|Hayward City Council chambers. Which two of the seven candidates will take a seat at the dais this summer?|
MAIN BEEF The main objects of contention in this race mimics the mayoral race. In fact, absolutely no distinction can be draw between the two other than the appearance of two union candidates in this council race, whereas, none exist in the mayoral campaign. Billboards and mailers sent by SEIU Local 1021 ask voters to help “Heal the Heart of Hayward.” The choice here is whether traditionally labor-friendly Hayward voters were significantly embarrassed by the City Council’s swift anti-worker move to warrant the addition of two union-backed members to the council of seven or not
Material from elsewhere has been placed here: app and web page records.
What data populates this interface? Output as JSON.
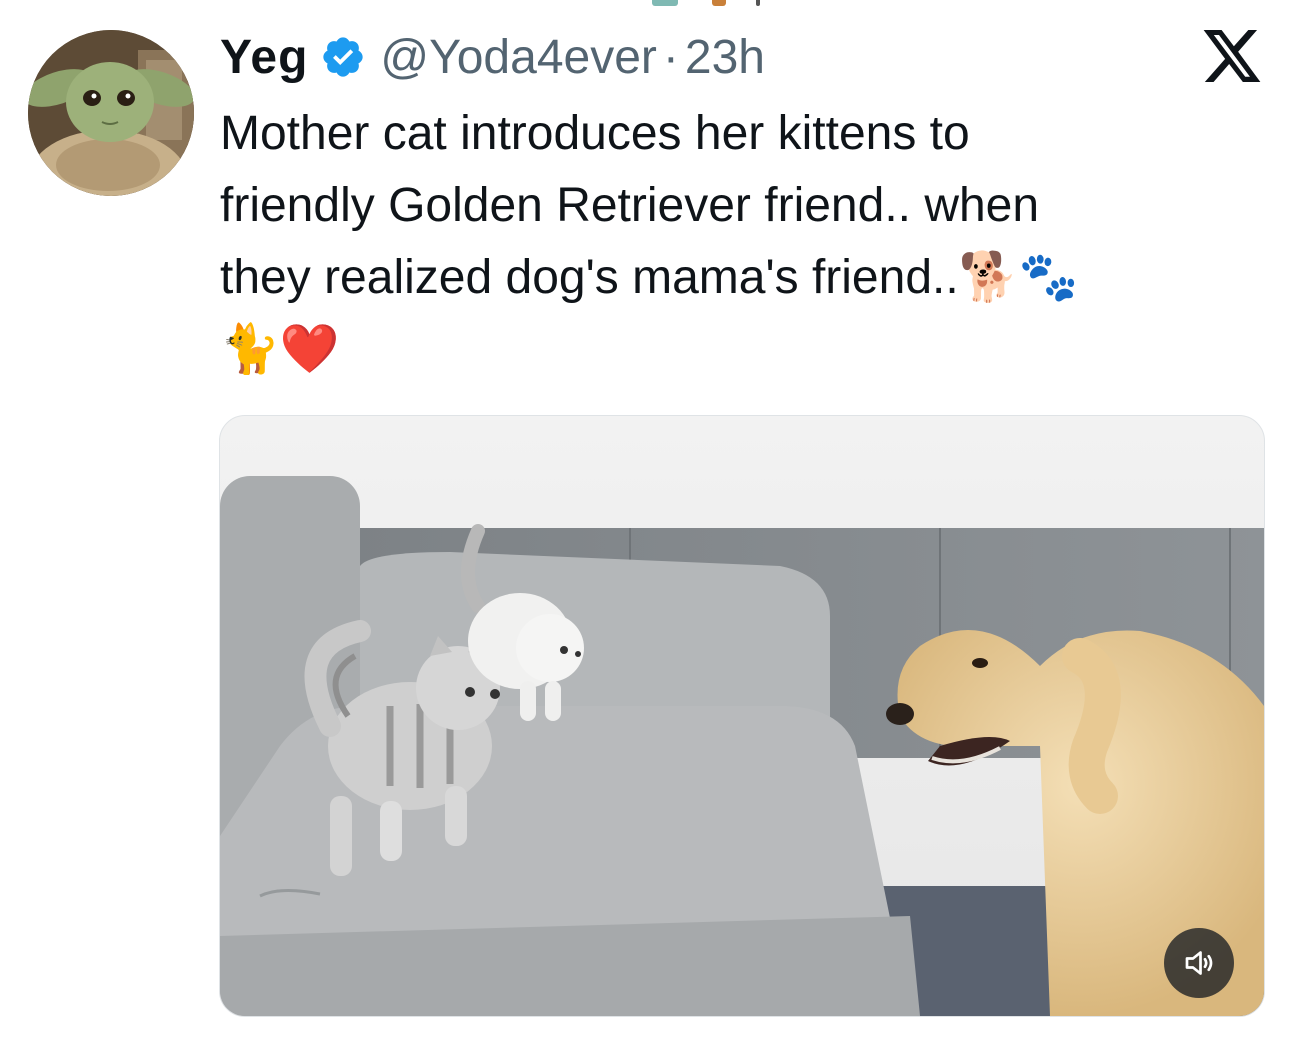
{
  "tweet": {
    "author_name": "Yeg",
    "handle": "@Yoda4ever",
    "separator": "·",
    "timestamp": "23h",
    "text": "Mother cat introduces her kittens to\nfriendly Golden Retriever friend.. when\nthey realized dog's mama's friend..🐕🐾\n🐈❤️"
  },
  "icons": {
    "verified": "verified-badge-icon",
    "platform": "x-logo-icon",
    "volume": "speaker-icon"
  },
  "colors": {
    "text": "#0f1419",
    "muted": "#536471",
    "verified": "#1d9bf0"
  }
}
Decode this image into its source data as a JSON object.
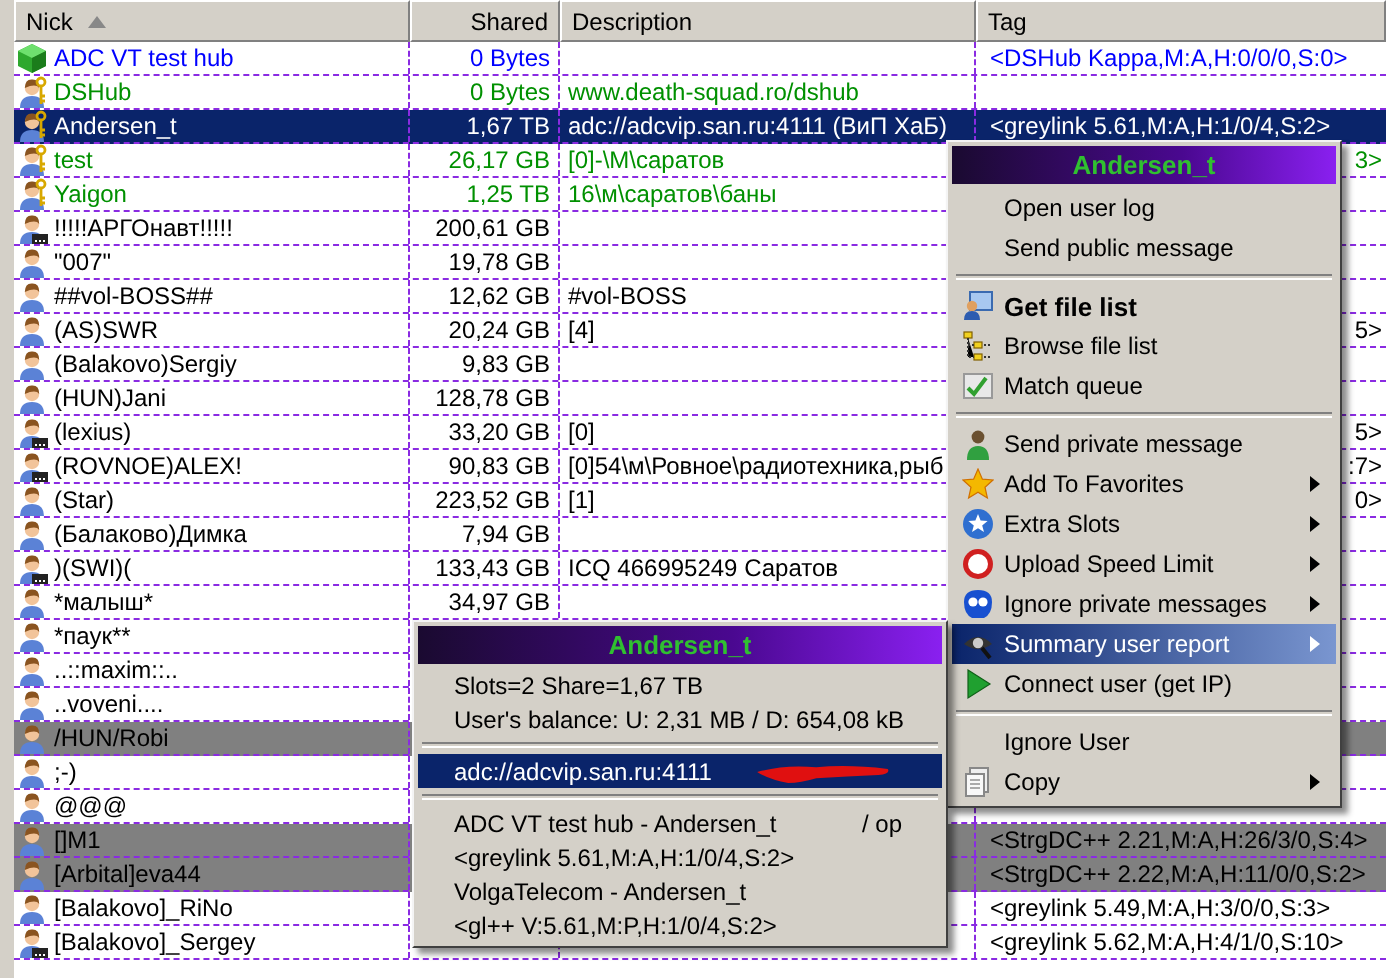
{
  "table": {
    "columns": [
      {
        "label": "Nick",
        "sorted": true
      },
      {
        "label": "Shared"
      },
      {
        "label": "Description"
      },
      {
        "label": "Tag"
      }
    ],
    "rows": [
      {
        "nick": "ADC VT test hub",
        "shared": "0 Bytes",
        "tag": "<DSHub Kappa,M:A,H:0/0/0,S:0>",
        "kind": "hub",
        "selected": false,
        "marked": false
      },
      {
        "nick": "DSHub",
        "shared": "0 Bytes",
        "description": "www.death-squad.ro/dshub",
        "kind": "op",
        "selected": false,
        "marked": false
      },
      {
        "nick": "Andersen_t",
        "shared": "1,67 TB",
        "description": "adc://adcvip.san.ru:4111 (ВиП ХаБ)",
        "tag": "<greylink 5.61,M:A,H:1/0/4,S:2>",
        "kind": "op",
        "selected": true,
        "marked": false
      },
      {
        "nick": "test",
        "shared": "26,17 GB",
        "description": "[0]-\\М\\саратов",
        "tag": "3>",
        "tag_covered": true,
        "kind": "op",
        "selected": false,
        "marked": false
      },
      {
        "nick": "Yaigon",
        "shared": "1,25 TB",
        "description": "16\\м\\саратов\\баны",
        "kind": "op",
        "selected": false,
        "marked": false
      },
      {
        "nick": "!!!!!АРГОнавт!!!!!",
        "shared": "200,61 GB",
        "kind": "passive",
        "selected": false,
        "marked": false
      },
      {
        "nick": "\"007\"",
        "shared": "19,78 GB",
        "kind": "user",
        "selected": false,
        "marked": false
      },
      {
        "nick": "##vol-BOSS##",
        "shared": "12,62 GB",
        "description": "#vol-BOSS",
        "kind": "user",
        "selected": false,
        "marked": false
      },
      {
        "nick": "(AS)SWR",
        "shared": "20,24 GB",
        "description": "[4]",
        "tag": "5>",
        "tag_covered": true,
        "kind": "user",
        "selected": false,
        "marked": false
      },
      {
        "nick": "(Balakovo)Sergiy",
        "shared": "9,83 GB",
        "kind": "user",
        "selected": false,
        "marked": false
      },
      {
        "nick": "(HUN)Jani",
        "shared": "128,78 GB",
        "kind": "user",
        "selected": false,
        "marked": false
      },
      {
        "nick": "(lexius)",
        "shared": "33,20 GB",
        "description": "[0]",
        "tag": "5>",
        "tag_covered": true,
        "kind": "passive",
        "selected": false,
        "marked": false
      },
      {
        "nick": "(ROVNOE)ALEX!",
        "shared": "90,83 GB",
        "description": "[0]54\\м\\Ровное\\радиотехника,рыб",
        "tag": ":7>",
        "tag_covered": true,
        "kind": "passive",
        "selected": false,
        "marked": false
      },
      {
        "nick": "(Star)",
        "shared": "223,52 GB",
        "description": "[1]",
        "tag": "0>",
        "tag_covered": true,
        "kind": "user",
        "selected": false,
        "marked": false
      },
      {
        "nick": "(Балаково)Димка",
        "shared": "7,94 GB",
        "kind": "user",
        "selected": false,
        "marked": false
      },
      {
        "nick": ")(SWI)(",
        "shared": "133,43 GB",
        "description": "ICQ 466995249 Саратов",
        "kind": "passive",
        "selected": false,
        "marked": false
      },
      {
        "nick": "*малыш*",
        "shared": "34,97 GB",
        "kind": "user",
        "selected": false,
        "marked": false
      },
      {
        "nick": "*паук**",
        "kind": "user",
        "selected": false,
        "marked": false
      },
      {
        "nick": "..::maxim::..",
        "kind": "user",
        "selected": false,
        "marked": false
      },
      {
        "nick": "..voveni....",
        "kind": "user",
        "selected": false,
        "marked": false
      },
      {
        "nick": "/HUN/Robi",
        "kind": "user",
        "selected": false,
        "marked": true
      },
      {
        "nick": ";-)",
        "kind": "user",
        "selected": false,
        "marked": false
      },
      {
        "nick": "@@@",
        "kind": "user",
        "selected": false,
        "marked": false
      },
      {
        "nick": "[]M1",
        "tag": "<StrgDC++ 2.21,M:A,H:26/3/0,S:4>",
        "kind": "user",
        "selected": false,
        "marked": true
      },
      {
        "nick": "[Arbital]eva44",
        "tag": "<StrgDC++ 2.22,M:A,H:11/0/0,S:2>",
        "kind": "user",
        "selected": false,
        "marked": true
      },
      {
        "nick": "[Balakovo]_RiNo",
        "tag": "<greylink 5.49,M:A,H:3/0/0,S:3>",
        "kind": "user",
        "selected": false,
        "marked": false
      },
      {
        "nick": "[Balakovo]_Sergey",
        "tag": "<greylink 5.62,M:A,H:4/1/0,S:10>",
        "kind": "passive",
        "selected": false,
        "marked": false
      }
    ]
  },
  "context_menu": {
    "title": "Andersen_t",
    "items": [
      {
        "kind": "item",
        "label": "Open user log",
        "selected": false
      },
      {
        "kind": "item",
        "label": "Send public message",
        "selected": false
      },
      {
        "kind": "separator"
      },
      {
        "kind": "item",
        "label": "Get file list",
        "default": true,
        "selected": false
      },
      {
        "kind": "item",
        "label": "Browse file list",
        "selected": false
      },
      {
        "kind": "item",
        "label": "Match queue",
        "selected": false
      },
      {
        "kind": "separator"
      },
      {
        "kind": "item",
        "label": "Send private message",
        "selected": false
      },
      {
        "kind": "item",
        "label": "Add To Favorites",
        "submenu": true,
        "selected": false
      },
      {
        "kind": "item",
        "label": "Extra Slots",
        "submenu": true,
        "selected": false
      },
      {
        "kind": "item",
        "label": "Upload Speed Limit",
        "submenu": true,
        "selected": false
      },
      {
        "kind": "item",
        "label": "Ignore private messages",
        "submenu": true,
        "selected": false
      },
      {
        "kind": "item",
        "label": "Summary user report",
        "submenu": true,
        "selected": true
      },
      {
        "kind": "item",
        "label": "Connect user (get IP)",
        "selected": false
      },
      {
        "kind": "separator"
      },
      {
        "kind": "item",
        "label": "Ignore User",
        "selected": false
      },
      {
        "kind": "item",
        "label": "Copy",
        "submenu": true,
        "selected": false
      }
    ]
  },
  "report_menu": {
    "title": "Andersen_t",
    "items": [
      {
        "kind": "item",
        "label": "Slots=2 Share=1,67 TB",
        "selected": false
      },
      {
        "kind": "item",
        "label": "User's balance: U: 2,31 MB / D: 654,08 kB",
        "selected": false
      },
      {
        "kind": "separator"
      },
      {
        "kind": "item",
        "label": "adc://adcvip.san.ru:4111",
        "selected": true
      },
      {
        "kind": "separator"
      },
      {
        "kind": "item",
        "label": "ADC VT test hub - Andersen_t",
        "right": "/ op",
        "selected": false
      },
      {
        "kind": "item",
        "label": "<greylink 5.61,M:A,H:1/0/4,S:2>",
        "selected": false
      },
      {
        "kind": "item",
        "label": "VolgaTelecom - Andersen_t",
        "selected": false
      },
      {
        "kind": "item",
        "label": "<gl++ V:5.61,M:P,H:1/0/4,S:2>",
        "selected": false
      }
    ]
  }
}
QUOTABLE “I’ve come from the freeway to get to D Street and taken my life into my hand,” Lamnin said of the Hayward Loop.
BY THE NUMBERS Voter Registration: Democratic 59.0%; No Party Preference 19.2%; Republicans 12.2%.
2010 Election Results: *Peixoto 29.5%; *Mark Salinas 25.6%; Sara Lamnin 20.6%; Ralph Farias, Jr. 9.7%; Steve Oiwa 7.3%; Lawrence Fitzpatrick 6.8%.
PREDICTED ORDER OF FINISH 1. Fernandez 2. Peixoto 3. Lamnin 4. McKillop 5. Loche 6. Farias 7. Gallegos.
AFTERMATH Labor and management will need to pause and reexamine the new political landscape when it comes to the composition of the new Hayward City Council. Even if Fernandez and Lamnin win seats, the anti-worker bloc will still hold a comfortable 5-2 majority. However, the message will have been sent to incumbents in the future that a similar stance against public employees will result in you being run out of office. Rhetoric between the union and the city needs to be quelled, so here’s a proposal: If Halliday or Zermeno becomes mayor and either Fernandez or Lamnin fail to win a seat on the council, how about appointing one of them to fill out the remaining two years of the mayor-elect’s term? The council’s new math will not change the city’s stance against workers and it’s an olive branch to labor that says, “How about we start working together?”